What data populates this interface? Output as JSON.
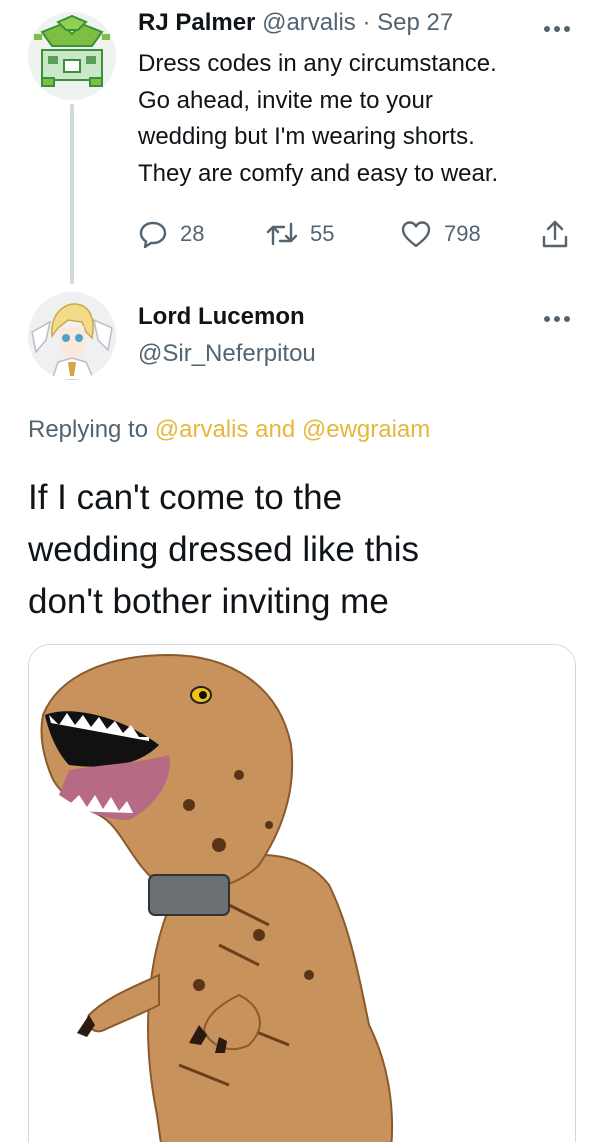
{
  "parent_tweet": {
    "display_name": "RJ Palmer",
    "handle": "@arvalis",
    "separator": "·",
    "date": "Sep 27",
    "more_icon": "more-horizontal-icon",
    "text_lines": [
      "Dress codes in any circumstance.",
      "Go ahead, invite me to your",
      "wedding but I'm wearing shorts.",
      "They are comfy and easy to wear."
    ],
    "actions": {
      "replies": "28",
      "retweets": "55",
      "likes": "798"
    },
    "avatar_colors": {
      "background": "#eef3f0",
      "plant": "#7bc043",
      "outline": "#3d8f3a"
    }
  },
  "reply_tweet": {
    "display_name": "Lord Lucemon",
    "handle": "@Sir_Neferpitou",
    "replying_prefix": "Replying to",
    "mention_1": "@arvalis",
    "conjunction": "and",
    "mention_2": "@ewgraiam",
    "text_lines": [
      "If I can't come to the",
      "wedding dressed like this",
      "don't bother inviting me"
    ],
    "media_description_icon": "inflatable-trex-costume-image"
  },
  "colors": {
    "text_primary": "#0f1419",
    "text_secondary": "#536471",
    "mention": "#e6b73b",
    "border": "#cfd9de"
  }
}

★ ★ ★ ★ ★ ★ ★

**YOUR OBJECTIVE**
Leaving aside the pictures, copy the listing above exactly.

**EXERCISE ANSWER**
What data populates this interface? Output as JSON.
{
  "parent_tweet": {
    "display_name": "RJ Palmer",
    "handle": "@arvalis",
    "separator": "·",
    "date": "Sep 27",
    "more_icon": "more-horizontal-icon",
    "text_lines": [
      "Dress codes in any circumstance.",
      "Go ahead, invite me to your",
      "wedding but I'm wearing shorts.",
      "They are comfy and easy to wear."
    ],
    "actions": {
      "replies": "28",
      "retweets": "55",
      "likes": "798"
    },
    "avatar_colors": {
      "background": "#eef3f0",
      "plant": "#7bc043",
      "outline": "#3d8f3a"
    }
  },
  "reply_tweet": {
    "display_name": "Lord Lucemon",
    "handle": "@Sir_Neferpitou",
    "replying_prefix": "Replying to",
    "mention_1": "@arvalis",
    "conjunction": "and",
    "mention_2": "@ewgraiam",
    "text_lines": [
      "If I can't come to the",
      "wedding dressed like this",
      "don't bother inviting me"
    ],
    "media_description_icon": "inflatable-trex-costume-image"
  },
  "colors": {
    "text_primary": "#0f1419",
    "text_secondary": "#536471",
    "mention": "#e6b73b",
    "border": "#cfd9de"
  }
}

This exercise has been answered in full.